— Aim of the exercise —
Return every record below exactly as given.

— Task material —
----------------------------------------

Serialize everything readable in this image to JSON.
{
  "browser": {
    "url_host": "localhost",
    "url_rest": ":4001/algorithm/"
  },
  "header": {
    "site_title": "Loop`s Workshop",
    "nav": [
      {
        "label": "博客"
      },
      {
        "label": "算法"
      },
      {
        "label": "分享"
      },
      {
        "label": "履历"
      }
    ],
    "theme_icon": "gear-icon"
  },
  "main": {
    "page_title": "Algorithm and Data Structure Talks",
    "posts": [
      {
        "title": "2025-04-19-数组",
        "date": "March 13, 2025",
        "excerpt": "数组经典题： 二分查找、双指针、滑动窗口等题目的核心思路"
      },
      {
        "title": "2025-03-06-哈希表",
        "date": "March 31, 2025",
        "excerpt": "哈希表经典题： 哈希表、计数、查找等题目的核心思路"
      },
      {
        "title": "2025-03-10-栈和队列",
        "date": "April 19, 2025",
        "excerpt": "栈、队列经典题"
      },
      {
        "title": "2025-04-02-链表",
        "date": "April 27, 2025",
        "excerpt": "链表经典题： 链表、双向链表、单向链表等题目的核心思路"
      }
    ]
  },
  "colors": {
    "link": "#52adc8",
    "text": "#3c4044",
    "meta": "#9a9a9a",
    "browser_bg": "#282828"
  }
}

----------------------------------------

— Answer section —
Serialize everything readable in this image to JSON.
{
  "browser": {
    "url_host": "localhost",
    "url_rest": ":4001/algorithm/"
  },
  "header": {
    "site_title": "Loop`s Workshop",
    "nav": [
      {
        "label": "博客"
      },
      {
        "label": "算法"
      },
      {
        "label": "分享"
      },
      {
        "label": "履历"
      }
    ],
    "theme_icon": "gear-icon"
  },
  "main": {
    "page_title": "Algorithm and Data Structure Talks",
    "posts": [
      {
        "title": "2025-04-19-数组",
        "date": "March 13, 2025",
        "excerpt": "数组经典题： 二分查找、双指针、滑动窗口等题目的核心思路"
      },
      {
        "title": "2025-03-06-哈希表",
        "date": "March 31, 2025",
        "excerpt": "哈希表经典题： 哈希表、计数、查找等题目的核心思路"
      },
      {
        "title": "2025-03-10-栈和队列",
        "date": "April 19, 2025",
        "excerpt": "栈、队列经典题"
      },
      {
        "title": "2025-04-02-链表",
        "date": "April 27, 2025",
        "excerpt": "链表经典题： 链表、双向链表、单向链表等题目的核心思路"
      }
    ]
  },
  "colors": {
    "link": "#52adc8",
    "text": "#3c4044",
    "meta": "#9a9a9a",
    "browser_bg": "#282828"
  }
}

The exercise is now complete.